[Interface dataset entries]
□ □ □ □
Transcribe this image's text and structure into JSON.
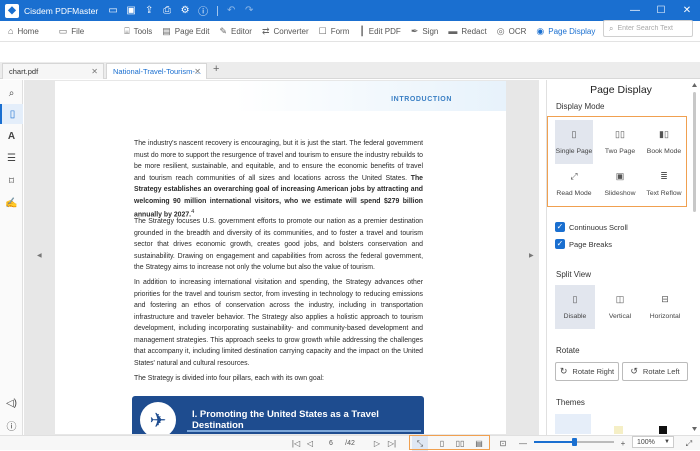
{
  "app": {
    "title": "Cisdem PDFMaster",
    "titlebar_icons": [
      "folder-icon",
      "save-icon",
      "share-icon",
      "print-icon",
      "settings-icon",
      "info-icon",
      "undo-icon",
      "redo-icon"
    ],
    "window": {
      "minimize": "—",
      "maximize": "☐",
      "close": "✕"
    }
  },
  "toolbar": {
    "home": "Home",
    "file": "File",
    "tools": "Tools",
    "page_edit": "Page Edit",
    "editor": "Editor",
    "converter": "Converter",
    "form": "Form",
    "edit_pdf": "Edit PDF",
    "sign": "Sign",
    "redact": "Redact",
    "ocr": "OCR",
    "page_display": "Page Display",
    "search_placeholder": "Enter Search Text"
  },
  "tabs": [
    {
      "label": "chart.pdf",
      "active": false
    },
    {
      "label": "National-Travel-Tourism-...",
      "active": true
    }
  ],
  "document": {
    "header": "INTRODUCTION",
    "paragraphs": [
      "The industry's nascent recovery is encouraging, but it is just the start. The federal government must do more to support the resurgence of travel and tourism to ensure the industry rebuilds to be more resilient, sustainable, and equitable, and to ensure the economic benefits of travel and tourism reach communities of all sizes and locations across the United States.",
      "The Strategy establishes an overarching goal of increasing American jobs by attracting and welcoming 90 million international visitors, who we estimate will spend $279 billion annually by 2027.",
      "The Strategy focuses U.S. government efforts to promote our nation as a premier destination grounded in the breadth and diversity of its communities, and to foster a travel and tourism sector that drives economic growth, creates good jobs, and bolsters conservation and sustainability. Drawing on engagement and capabilities from across the federal government, the Strategy aims to increase not only the volume but also the value of tourism.",
      "In addition to increasing international visitation and spending, the Strategy advances other priorities for the travel and tourism sector, from investing in technology to reducing emissions and fostering an ethos of conservation across the industry, including in transportation infrastructure and traveler behavior. The Strategy also applies a holistic approach to tourism development, including incorporating sustainability- and community-based development and management strategies. This approach seeks to grow growth while addressing the challenges that accompany it, including limited destination carrying capacity and the impact on the United States' natural and cultural resources.",
      "The Strategy is divided into four pillars, each with its own goal:"
    ],
    "footnote_mark": "4",
    "banner": "I. Promoting the United States as a Travel Destination"
  },
  "panel": {
    "title": "Page Display",
    "display_mode_label": "Display Mode",
    "modes": [
      {
        "label": "Single Page",
        "selected": true
      },
      {
        "label": "Two Page",
        "selected": false
      },
      {
        "label": "Book Mode",
        "selected": false
      },
      {
        "label": "Read Mode",
        "selected": false
      },
      {
        "label": "Slideshow",
        "selected": false
      },
      {
        "label": "Text Reflow",
        "selected": false
      }
    ],
    "continuous_scroll": "Continuous Scroll",
    "page_breaks": "Page Breaks",
    "split_view_label": "Split View",
    "split": [
      {
        "label": "Disable",
        "selected": true
      },
      {
        "label": "Vertical",
        "selected": false
      },
      {
        "label": "Horizontal",
        "selected": false
      }
    ],
    "rotate_label": "Rotate",
    "rotate_right": "Rotate Right",
    "rotate_left": "Rotate Left",
    "themes_label": "Themes",
    "theme_colors": [
      "#e6eef9",
      "#ffffff",
      "#f5efc6",
      "#ffffff",
      "#111111"
    ]
  },
  "status": {
    "current_page": "6",
    "total_pages": "/42",
    "zoom": "100%",
    "zoom_fraction": 0.5
  },
  "colors": {
    "brand": "#1a6fd0",
    "highlight": "#f0a050",
    "banner": "#1e4c8f"
  }
}
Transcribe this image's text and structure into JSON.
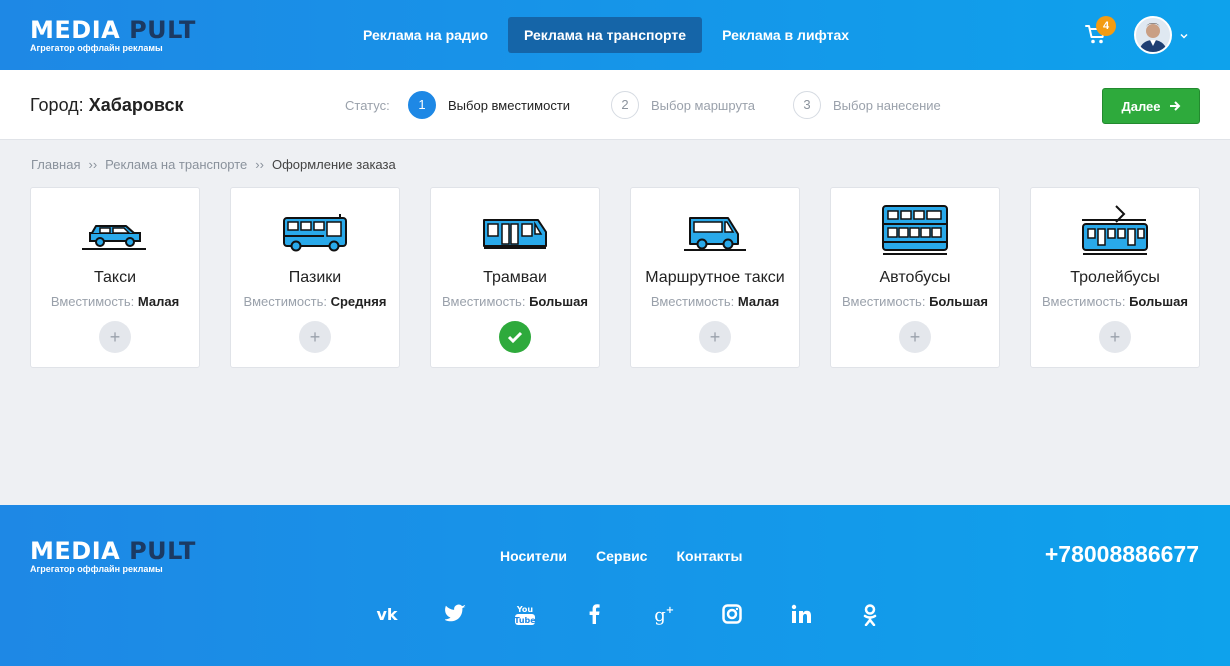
{
  "brand": {
    "name_a": "MEDIA",
    "name_b": "PULT",
    "tagline": "Агрегатор оффлайн рекламы",
    "color_primary": "#1e88e5",
    "color_dark": "#1b3a63"
  },
  "nav": [
    {
      "label": "Реклама на радио",
      "active": false
    },
    {
      "label": "Реклама на транспорте",
      "active": true
    },
    {
      "label": "Реклама в лифтах",
      "active": false
    }
  ],
  "cart": {
    "count": "4",
    "icon": "cart-icon"
  },
  "user": {
    "avatar": "avatar-photo",
    "menu_icon": "chevron-down-icon"
  },
  "status": {
    "city_label": "Город:",
    "city_value": "Хабаровск",
    "label": "Статус:",
    "steps": [
      {
        "num": "1",
        "label": "Выбор вместимости",
        "active": true
      },
      {
        "num": "2",
        "label": "Выбор маршрута",
        "active": false
      },
      {
        "num": "3",
        "label": "Выбор нанесение",
        "active": false
      }
    ],
    "next_label": "Далее"
  },
  "breadcrumb": {
    "items": [
      "Главная",
      "Реклама на транспорте",
      "Оформление заказа"
    ],
    "separator": "››"
  },
  "cards": [
    {
      "title": "Такси",
      "cap_label": "Вместимость:",
      "cap_value": "Малая",
      "icon": "taxi-icon",
      "selected": false
    },
    {
      "title": "Пазики",
      "cap_label": "Вместимость:",
      "cap_value": "Средняя",
      "icon": "minibus-icon",
      "selected": false
    },
    {
      "title": "Трамваи",
      "cap_label": "Вместимость:",
      "cap_value": "Большая",
      "icon": "tram-icon",
      "selected": true
    },
    {
      "title": "Маршрутное такси",
      "cap_label": "Вместимость:",
      "cap_value": "Малая",
      "icon": "van-icon",
      "selected": false
    },
    {
      "title": "Автобусы",
      "cap_label": "Вместимость:",
      "cap_value": "Большая",
      "icon": "double-decker-bus-icon",
      "selected": false
    },
    {
      "title": "Тролейбусы",
      "cap_label": "Вместимость:",
      "cap_value": "Большая",
      "icon": "trolleybus-icon",
      "selected": false
    }
  ],
  "footer": {
    "links": [
      "Носители",
      "Сервис",
      "Контакты"
    ],
    "phone": "+78008886677",
    "social": [
      "vk-icon",
      "twitter-icon",
      "youtube-icon",
      "facebook-icon",
      "google-plus-icon",
      "instagram-icon",
      "linkedin-icon",
      "odnoklassniki-icon"
    ]
  }
}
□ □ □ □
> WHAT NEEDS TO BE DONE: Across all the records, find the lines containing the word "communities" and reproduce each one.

> WRITTEN RESPONSE:
      "The industry's nascent recovery is encouraging, but it is just the start. The federal government must do more to support the resurgence of travel and tourism to ensure the industry rebuilds to be more resilient, sustainable, and equitable, and to ensure the economic benefits of travel and tourism reach communities of all sizes and locations across the United States.",
      "The Strategy focuses U.S. government efforts to promote our nation as a premier destination grounded in the breadth and diversity of its communities, and to foster a travel and tourism sector that drives economic growth, creates good jobs, and bolsters conservation and sustainability. Drawing on engagement and capabilities from across the federal government, the Strategy aims to increase not only the volume but also the value of tourism.",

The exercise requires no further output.